● **Goal of the exercise**: What number of lines in the material contain the word "YOUR"? Give that number alone.

● **Entries provided**:
=== Section Start ===

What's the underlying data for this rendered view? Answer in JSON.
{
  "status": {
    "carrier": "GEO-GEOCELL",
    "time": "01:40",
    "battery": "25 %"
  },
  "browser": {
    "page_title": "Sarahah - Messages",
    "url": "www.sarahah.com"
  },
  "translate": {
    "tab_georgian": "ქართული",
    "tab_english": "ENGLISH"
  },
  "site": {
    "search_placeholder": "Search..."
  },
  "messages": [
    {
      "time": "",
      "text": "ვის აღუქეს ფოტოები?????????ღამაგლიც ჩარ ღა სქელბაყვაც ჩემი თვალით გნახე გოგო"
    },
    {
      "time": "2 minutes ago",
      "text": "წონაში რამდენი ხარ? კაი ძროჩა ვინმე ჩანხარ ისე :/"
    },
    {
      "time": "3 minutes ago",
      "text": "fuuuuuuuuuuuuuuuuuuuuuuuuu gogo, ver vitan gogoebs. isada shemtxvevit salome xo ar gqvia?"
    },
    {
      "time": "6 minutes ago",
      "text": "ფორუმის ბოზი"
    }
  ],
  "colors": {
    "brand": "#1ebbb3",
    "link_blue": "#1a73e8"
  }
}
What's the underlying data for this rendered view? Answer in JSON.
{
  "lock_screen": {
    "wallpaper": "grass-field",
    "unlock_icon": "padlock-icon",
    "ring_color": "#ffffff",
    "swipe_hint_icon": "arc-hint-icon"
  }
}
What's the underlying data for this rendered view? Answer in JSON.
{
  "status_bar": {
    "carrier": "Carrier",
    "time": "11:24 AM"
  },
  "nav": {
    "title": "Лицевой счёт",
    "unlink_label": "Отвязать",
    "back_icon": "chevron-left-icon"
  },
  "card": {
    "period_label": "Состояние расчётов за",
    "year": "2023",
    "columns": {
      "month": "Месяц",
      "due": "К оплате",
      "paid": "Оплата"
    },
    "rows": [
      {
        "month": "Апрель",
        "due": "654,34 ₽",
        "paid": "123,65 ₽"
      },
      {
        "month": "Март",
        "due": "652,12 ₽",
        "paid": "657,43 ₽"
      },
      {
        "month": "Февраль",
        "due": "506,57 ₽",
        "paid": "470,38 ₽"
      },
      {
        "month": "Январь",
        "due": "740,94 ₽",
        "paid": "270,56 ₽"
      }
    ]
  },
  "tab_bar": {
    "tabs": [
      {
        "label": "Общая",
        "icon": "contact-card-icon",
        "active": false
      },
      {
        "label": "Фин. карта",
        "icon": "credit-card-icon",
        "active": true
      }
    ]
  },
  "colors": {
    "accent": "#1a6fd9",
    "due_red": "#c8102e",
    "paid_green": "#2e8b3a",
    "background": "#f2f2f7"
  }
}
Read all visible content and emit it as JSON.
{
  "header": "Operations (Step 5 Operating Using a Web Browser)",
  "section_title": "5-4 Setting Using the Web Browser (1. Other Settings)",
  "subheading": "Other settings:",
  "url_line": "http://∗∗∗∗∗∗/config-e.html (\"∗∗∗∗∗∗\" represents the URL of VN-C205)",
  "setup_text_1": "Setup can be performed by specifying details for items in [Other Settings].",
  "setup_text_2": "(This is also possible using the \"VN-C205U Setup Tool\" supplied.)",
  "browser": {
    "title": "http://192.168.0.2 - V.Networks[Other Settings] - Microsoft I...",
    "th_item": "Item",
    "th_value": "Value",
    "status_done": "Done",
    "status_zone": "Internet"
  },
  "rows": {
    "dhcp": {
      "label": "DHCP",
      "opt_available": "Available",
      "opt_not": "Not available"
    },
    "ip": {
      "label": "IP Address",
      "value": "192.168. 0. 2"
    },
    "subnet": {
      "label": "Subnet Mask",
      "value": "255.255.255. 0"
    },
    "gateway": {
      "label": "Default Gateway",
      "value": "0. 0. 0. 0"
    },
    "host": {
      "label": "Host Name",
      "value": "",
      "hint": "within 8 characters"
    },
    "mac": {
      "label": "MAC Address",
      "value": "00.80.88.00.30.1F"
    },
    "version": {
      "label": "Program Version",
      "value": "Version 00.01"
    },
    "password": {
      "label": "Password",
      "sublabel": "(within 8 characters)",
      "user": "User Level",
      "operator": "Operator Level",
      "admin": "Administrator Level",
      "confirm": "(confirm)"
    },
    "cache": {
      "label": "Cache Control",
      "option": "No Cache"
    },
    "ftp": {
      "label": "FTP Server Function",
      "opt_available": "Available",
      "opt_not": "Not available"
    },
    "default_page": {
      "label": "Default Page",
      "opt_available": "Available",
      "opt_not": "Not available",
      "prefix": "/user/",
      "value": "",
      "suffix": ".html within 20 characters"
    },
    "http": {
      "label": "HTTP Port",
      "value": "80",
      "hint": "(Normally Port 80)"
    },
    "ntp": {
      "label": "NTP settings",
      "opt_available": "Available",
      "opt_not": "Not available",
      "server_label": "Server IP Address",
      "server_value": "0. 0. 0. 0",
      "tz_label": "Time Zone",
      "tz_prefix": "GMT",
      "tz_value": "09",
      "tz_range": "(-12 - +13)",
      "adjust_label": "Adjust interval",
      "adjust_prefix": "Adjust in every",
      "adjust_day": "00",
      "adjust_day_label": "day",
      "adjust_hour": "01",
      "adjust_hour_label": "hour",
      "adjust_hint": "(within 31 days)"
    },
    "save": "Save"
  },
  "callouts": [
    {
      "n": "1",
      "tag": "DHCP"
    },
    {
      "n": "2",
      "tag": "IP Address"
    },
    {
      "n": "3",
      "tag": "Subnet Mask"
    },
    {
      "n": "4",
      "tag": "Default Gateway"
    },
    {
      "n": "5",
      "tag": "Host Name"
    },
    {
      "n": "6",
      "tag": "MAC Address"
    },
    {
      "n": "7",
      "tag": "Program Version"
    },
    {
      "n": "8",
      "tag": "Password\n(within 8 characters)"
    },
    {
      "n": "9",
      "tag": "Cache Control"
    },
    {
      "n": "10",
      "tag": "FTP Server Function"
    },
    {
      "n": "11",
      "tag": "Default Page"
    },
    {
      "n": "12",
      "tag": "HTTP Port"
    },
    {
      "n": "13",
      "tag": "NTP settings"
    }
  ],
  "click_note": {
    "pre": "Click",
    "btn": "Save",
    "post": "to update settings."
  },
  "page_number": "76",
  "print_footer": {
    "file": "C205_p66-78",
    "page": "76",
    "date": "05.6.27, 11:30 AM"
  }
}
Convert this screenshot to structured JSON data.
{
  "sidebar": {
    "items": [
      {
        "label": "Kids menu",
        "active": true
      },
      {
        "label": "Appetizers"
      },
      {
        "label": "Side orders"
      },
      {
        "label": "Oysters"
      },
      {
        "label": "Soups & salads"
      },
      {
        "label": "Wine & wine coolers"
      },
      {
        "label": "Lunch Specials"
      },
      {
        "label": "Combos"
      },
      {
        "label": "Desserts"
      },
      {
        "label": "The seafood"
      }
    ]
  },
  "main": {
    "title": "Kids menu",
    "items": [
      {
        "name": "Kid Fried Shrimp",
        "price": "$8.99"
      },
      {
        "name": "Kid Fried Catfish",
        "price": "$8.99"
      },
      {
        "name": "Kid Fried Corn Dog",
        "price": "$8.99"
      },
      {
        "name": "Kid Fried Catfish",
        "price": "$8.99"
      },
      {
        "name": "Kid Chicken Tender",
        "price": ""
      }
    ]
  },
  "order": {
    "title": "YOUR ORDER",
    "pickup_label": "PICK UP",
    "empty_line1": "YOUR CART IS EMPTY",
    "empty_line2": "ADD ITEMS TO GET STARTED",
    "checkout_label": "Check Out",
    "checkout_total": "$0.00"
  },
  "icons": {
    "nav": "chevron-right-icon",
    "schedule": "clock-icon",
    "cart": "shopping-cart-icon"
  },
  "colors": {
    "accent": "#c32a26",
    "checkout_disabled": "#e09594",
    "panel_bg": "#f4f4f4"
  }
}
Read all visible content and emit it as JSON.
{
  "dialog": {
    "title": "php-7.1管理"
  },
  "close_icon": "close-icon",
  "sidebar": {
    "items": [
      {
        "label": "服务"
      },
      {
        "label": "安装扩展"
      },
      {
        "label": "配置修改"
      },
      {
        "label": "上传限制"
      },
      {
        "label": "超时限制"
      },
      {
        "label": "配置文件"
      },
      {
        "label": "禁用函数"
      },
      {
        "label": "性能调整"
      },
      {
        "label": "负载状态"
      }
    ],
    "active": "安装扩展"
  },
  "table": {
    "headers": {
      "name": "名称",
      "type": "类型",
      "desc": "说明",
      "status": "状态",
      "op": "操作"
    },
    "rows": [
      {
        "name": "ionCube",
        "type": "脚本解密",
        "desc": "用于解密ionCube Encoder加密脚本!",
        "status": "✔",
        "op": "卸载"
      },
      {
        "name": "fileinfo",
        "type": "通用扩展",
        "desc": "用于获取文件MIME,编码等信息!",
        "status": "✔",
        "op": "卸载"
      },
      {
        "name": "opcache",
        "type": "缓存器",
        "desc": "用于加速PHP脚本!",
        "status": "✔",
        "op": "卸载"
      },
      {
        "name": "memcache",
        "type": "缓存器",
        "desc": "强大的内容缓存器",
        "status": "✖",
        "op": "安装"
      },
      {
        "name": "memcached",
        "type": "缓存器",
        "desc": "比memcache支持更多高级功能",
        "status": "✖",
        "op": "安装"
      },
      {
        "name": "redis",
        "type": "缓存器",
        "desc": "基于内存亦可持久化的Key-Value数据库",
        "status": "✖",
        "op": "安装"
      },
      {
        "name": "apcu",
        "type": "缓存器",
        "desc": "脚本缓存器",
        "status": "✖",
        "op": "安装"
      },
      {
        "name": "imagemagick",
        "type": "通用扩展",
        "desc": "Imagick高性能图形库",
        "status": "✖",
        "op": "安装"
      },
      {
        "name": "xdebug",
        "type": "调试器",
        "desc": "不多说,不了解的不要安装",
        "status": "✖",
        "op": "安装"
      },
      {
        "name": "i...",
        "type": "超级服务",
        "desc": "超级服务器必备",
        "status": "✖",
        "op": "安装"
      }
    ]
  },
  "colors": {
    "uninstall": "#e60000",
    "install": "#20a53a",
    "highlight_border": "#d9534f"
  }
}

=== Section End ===

● **Solution to this task**: 2